DESCRIPTION OF THE TASK: A verbatim repeat of the lines below is required, with the pictures removed.

▽

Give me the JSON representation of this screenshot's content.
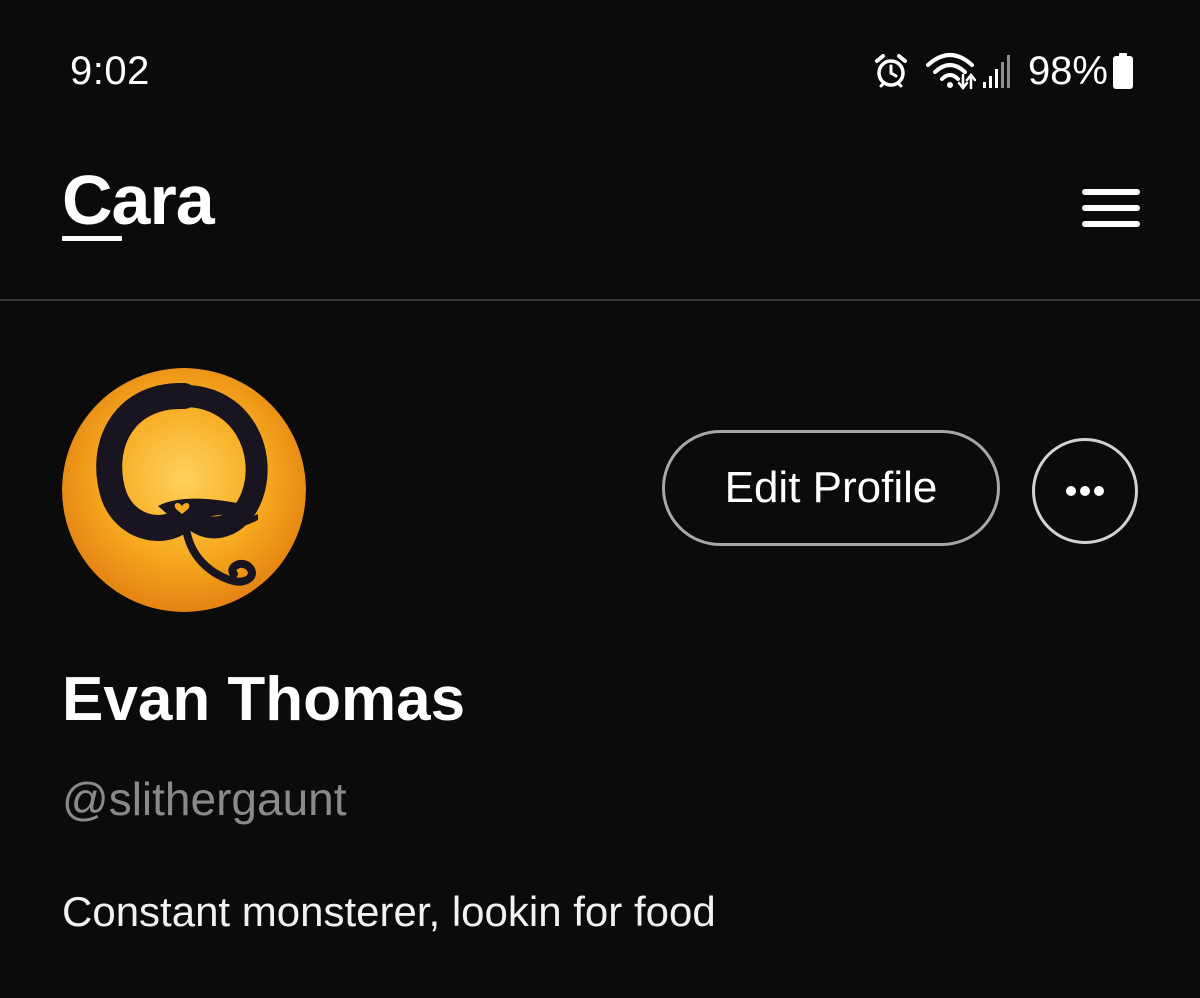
{
  "status_bar": {
    "time": "9:02",
    "icons": [
      "alarm-icon",
      "wifi-icon",
      "signal-icon",
      "battery-icon"
    ],
    "battery_percent": "98%"
  },
  "header": {
    "brand": "Cara",
    "menu_icon": "hamburger-menu-icon"
  },
  "profile": {
    "avatar_icon": "serpent-avatar-icon",
    "edit_button_label": "Edit Profile",
    "more_icon": "more-options-icon",
    "display_name": "Evan Thomas",
    "username": "@slithergaunt",
    "bio": "Constant monsterer, lookin for food"
  },
  "colors": {
    "background": "#0b0b0c",
    "text": "#ffffff",
    "muted_text": "#8a8a8e",
    "divider": "#3a3a3d",
    "button_border": "#a6a6ab",
    "avatar_orange": "#f2a21d"
  }
}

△

RESULT OF THE EXERCISE:
Give me the JSON representation of this screenshot's content.
{
  "status_bar": {
    "time": "9:02",
    "icons": [
      "alarm-icon",
      "wifi-icon",
      "signal-icon",
      "battery-icon"
    ],
    "battery_percent": "98%"
  },
  "header": {
    "brand": "Cara",
    "menu_icon": "hamburger-menu-icon"
  },
  "profile": {
    "avatar_icon": "serpent-avatar-icon",
    "edit_button_label": "Edit Profile",
    "more_icon": "more-options-icon",
    "display_name": "Evan Thomas",
    "username": "@slithergaunt",
    "bio": "Constant monsterer, lookin for food"
  },
  "colors": {
    "background": "#0b0b0c",
    "text": "#ffffff",
    "muted_text": "#8a8a8e",
    "divider": "#3a3a3d",
    "button_border": "#a6a6ab",
    "avatar_orange": "#f2a21d"
  }
}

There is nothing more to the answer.